A good program: QueTek's File Scavenger A PROGRAM for file recovery on NTFS volumes that can't be fixed (due to reformatting, etc.). This one may also help recover some data when there's been a lot of "bad sector" damage too; you may have only one-shot at getting your data back, so prepare for it first! Their honest and forthright statements, such as: "Disclaimer:" and "Important Notice:" are very helpful (Make sure you read them!). The price seemed fair (you can try a demo disk first) in 2007.
This same company now
runs a "RAID recovery service" via e-mails, and will refund the
fee ($300-$1000) if unsuccessful (perhaps their software predicts and proves it will be successful ahead of
More later ...
ZoneAlarm from: http://www.zonelabs.com/ (has been commercial for some time; but the firewall in SP2 and later of Windows XP, Vista or Windows™ 7 are usually good enough now).
If you don't have any firewall and are running a Windows 2000, XP (SP1) , 2003 OS, you should IMMEDIATELY install ZoneAlarm, then check your system for any trojans, worms, or viruses! I also suggest that you educate yourself on the dangers of connecting to the Net without a firewall by visiting Steve Gibson's famous "ShieldsUp" site at: http://www.grc.com/ and test your ports! Then read what he has to say about the security failures of many Windows systems. (You may need to hunt a bit for his new ShieldsUp page. Try out his "DCOMbobulator", "Shoot the Messenger" and "Plug 'n Pray" security solution programs too!)
See Anti-Virus Software too!
http://www.tldp.org/ The Linux Documentation Project. All sorts of "HOWTO"s on many different Linux subjects (quality varies).
news://news.grc.com/grc.techtalk.linux Great little group to ask for help with your Linux needs. You'll also find a few posts by The Starman there; such as my "Knoppix," "Panic: Moved Linux..." series of posts, and lastly "Historical Perspective: MS, SCO, *nix" which includes a link for a chapter on the early history of UNIX.
For those Dual-booting into both Linux and NTFS OSs:
John Newbigin's utilities for Windows and Linux (such as Explore2fs): http://uranus.it.swin.edu.au/~jn/
Apart from the information built into AVG and their own web site, I've found Sophos to be one of the best (along with Symantec's Antivirus Research Center). You'll find them here:
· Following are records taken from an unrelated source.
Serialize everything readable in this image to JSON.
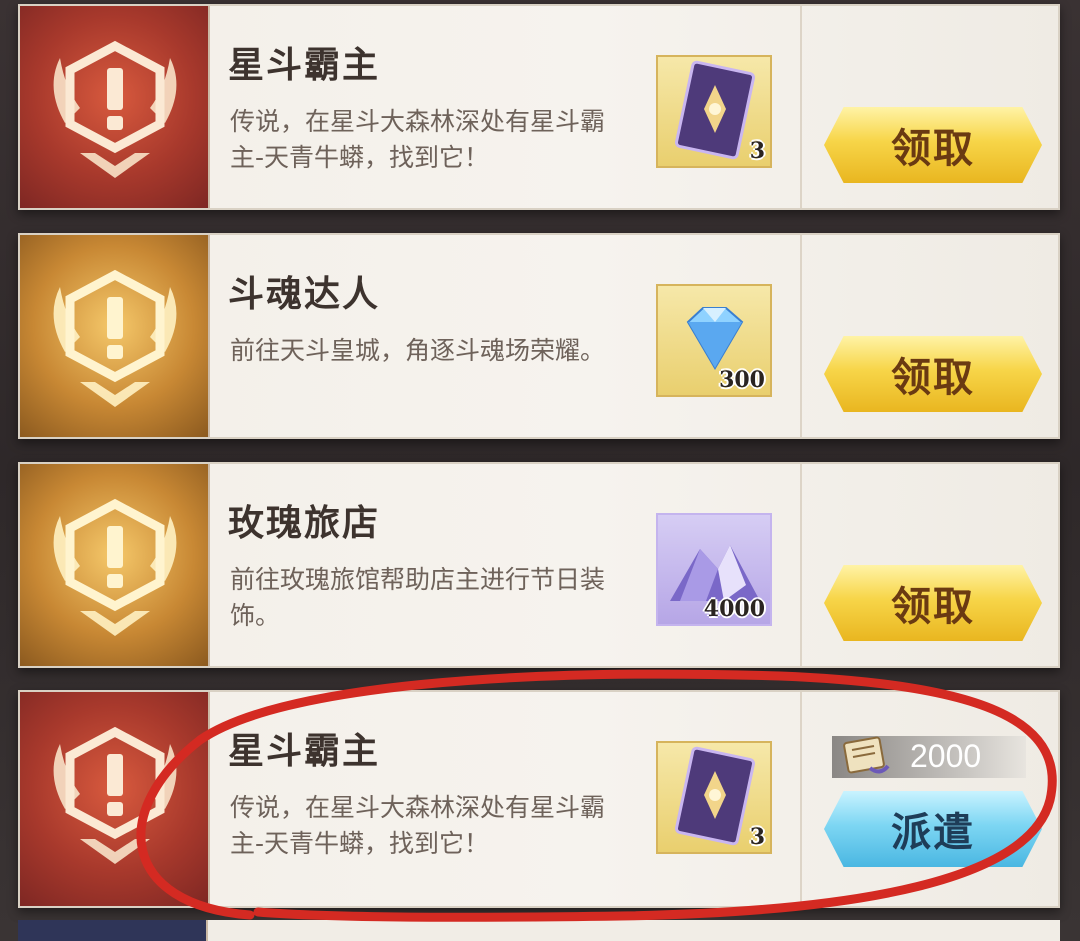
{
  "quests": [
    {
      "title": "星斗霸主",
      "description": "传说，在星斗大森林深处有星斗霸主-天青牛蟒，找到它！",
      "badge_color": "red",
      "reward": {
        "icon": "card-pack-icon",
        "quantity": "3"
      },
      "action": {
        "label": "领取",
        "style": "gold"
      }
    },
    {
      "title": "斗魂达人",
      "description": "前往天斗皇城，角逐斗魂场荣耀。",
      "badge_color": "gold",
      "reward": {
        "icon": "diamond-icon",
        "quantity": "300"
      },
      "action": {
        "label": "领取",
        "style": "gold"
      }
    },
    {
      "title": "玫瑰旅店",
      "description": "前往玫瑰旅馆帮助店主进行节日装饰。",
      "badge_color": "gold",
      "reward": {
        "icon": "crystal-pile-icon",
        "quantity": "4000"
      },
      "action": {
        "label": "领取",
        "style": "gold"
      }
    },
    {
      "title": "星斗霸主",
      "description": "传说，在星斗大森林深处有星斗霸主-天青牛蟒，找到它！",
      "badge_color": "red",
      "reward": {
        "icon": "card-pack-icon",
        "quantity": "3"
      },
      "cost": {
        "icon": "scroll-icon",
        "amount": "2000"
      },
      "action": {
        "label": "派遣",
        "style": "blue"
      }
    }
  ],
  "colors": {
    "badge_red": "#a8392c",
    "badge_gold": "#c88834",
    "button_gold": "#f7d548",
    "button_blue": "#7dd6f3",
    "annotation_red": "#d42a22"
  }
}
If the infection is related to the security of any Windows OS and is one that Microsoft® considers important, you'll most likely find information about it on their site too. When last checked (FEB 2004), this page contained links to info about 28 well-known worms/trojans that affected Microsoft® products; including Klez, Bugbear, Slammer, Blaster, Sobig, Swen and MyDoom:
Of special interest to everyone who uses MS-Outlook or Outlook Express is their page on the BadTrans Worm (26 NOV 2001) which states:
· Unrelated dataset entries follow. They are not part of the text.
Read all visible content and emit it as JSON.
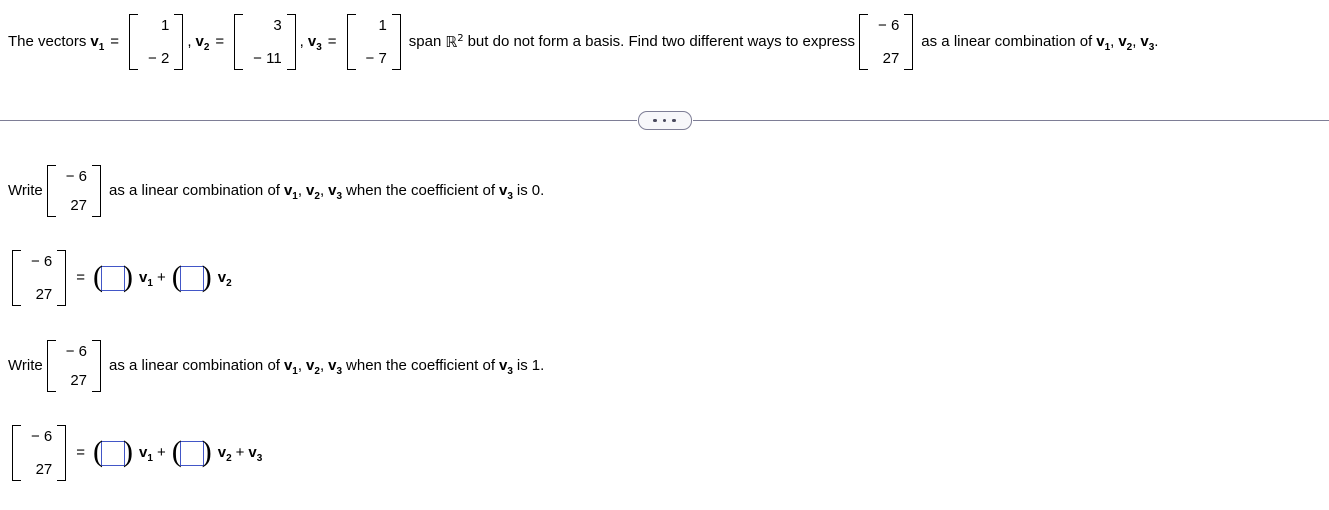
{
  "problem": {
    "lead_text": "The vectors",
    "v1_label": "v",
    "v1_sub": "1",
    "eq_sign": "=",
    "v1_vector": [
      "1",
      "− 2"
    ],
    "comma": ",",
    "v2_label": "v",
    "v2_sub": "2",
    "v2_vector": [
      "3",
      "− 11"
    ],
    "v3_label": "v",
    "v3_sub": "3",
    "v3_vector": [
      "1",
      "− 7"
    ],
    "span_text": "span",
    "field_symbol": "ℝ",
    "field_exponent": "2",
    "middle_text": "but do not form a basis. Find two different ways to express",
    "target_vector": [
      "− 6",
      "27"
    ],
    "tail_text": "as a linear combination of",
    "tail_v1": "v",
    "tail_v1_sub": "1",
    "tail_comma1": ",",
    "tail_v2": "v",
    "tail_v2_sub": "2",
    "tail_comma2": ",",
    "tail_v3": "v",
    "tail_v3_sub": "3",
    "period": "."
  },
  "divider": {
    "more_button_name": "ellipsis-button",
    "dot_count": 3,
    "line_color": "#7e7e96",
    "button_fill": "#f7f7fa"
  },
  "parts": [
    {
      "prompt_lead": "Write",
      "prompt_vector": [
        "− 6",
        "27"
      ],
      "prompt_mid": "as a linear combination of",
      "prompt_v1": "v",
      "prompt_v1_sub": "1",
      "prompt_comma1": ",",
      "prompt_v2": "v",
      "prompt_v2_sub": "2",
      "prompt_comma2": ",",
      "prompt_v3": "v",
      "prompt_v3_sub": "3",
      "prompt_tail": "when the coefficient of",
      "prompt_coef_v": "v",
      "prompt_coef_sub": "3",
      "prompt_is": "is",
      "prompt_value": "0.",
      "answer_vector": [
        "− 6",
        "27"
      ],
      "equals": "=",
      "blank1_value": "",
      "blank1_placeholder": "",
      "term1_v": "v",
      "term1_sub": "1",
      "plus1": "+",
      "blank2_value": "",
      "blank2_placeholder": "",
      "term2_v": "v",
      "term2_sub": "2",
      "has_third_term": false,
      "plus2": "",
      "term3_v": "",
      "term3_sub": ""
    },
    {
      "prompt_lead": "Write",
      "prompt_vector": [
        "− 6",
        "27"
      ],
      "prompt_mid": "as a linear combination of",
      "prompt_v1": "v",
      "prompt_v1_sub": "1",
      "prompt_comma1": ",",
      "prompt_v2": "v",
      "prompt_v2_sub": "2",
      "prompt_comma2": ",",
      "prompt_v3": "v",
      "prompt_v3_sub": "3",
      "prompt_tail": "when the coefficient of",
      "prompt_coef_v": "v",
      "prompt_coef_sub": "3",
      "prompt_is": "is",
      "prompt_value": "1.",
      "answer_vector": [
        "− 6",
        "27"
      ],
      "equals": "=",
      "blank1_value": "",
      "blank1_placeholder": "",
      "term1_v": "v",
      "term1_sub": "1",
      "plus1": "+",
      "blank2_value": "",
      "blank2_placeholder": "",
      "term2_v": "v",
      "term2_sub": "2",
      "has_third_term": true,
      "plus2": "+",
      "term3_v": "v",
      "term3_sub": "3"
    }
  ],
  "colors": {
    "input_border": "#4256c7",
    "text": "#000000",
    "background": "#ffffff",
    "divider": "#7e7e96"
  }
}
" The virus makes use of the MS01-020 exploit, which means that the virus can execute on reading or previewing the email from within Outlook - it is not necessary to double click on any attachment. A patch to fix this exploit has been available since March  from Microsoft. " [ Emphasis/color are mine. From: http://www.microsoft.com/technet/security/alerts/badtrans.asp ]
The page seems to indicate that this is no longer possible (if you've applied the patch), but I'd still advise you to never set your e-mail program to preview messages in a separate pane; you should always check for suspicious e-mails from a list in your Inbox after setting it to show whether there are any attachments and how large the e-mail itself is (an e-mail without an attachment that has a rather large size, may still be carrying a virus in some kind of HTML/RichEdit form!).
Last Update: 2009.
The Starman's Realm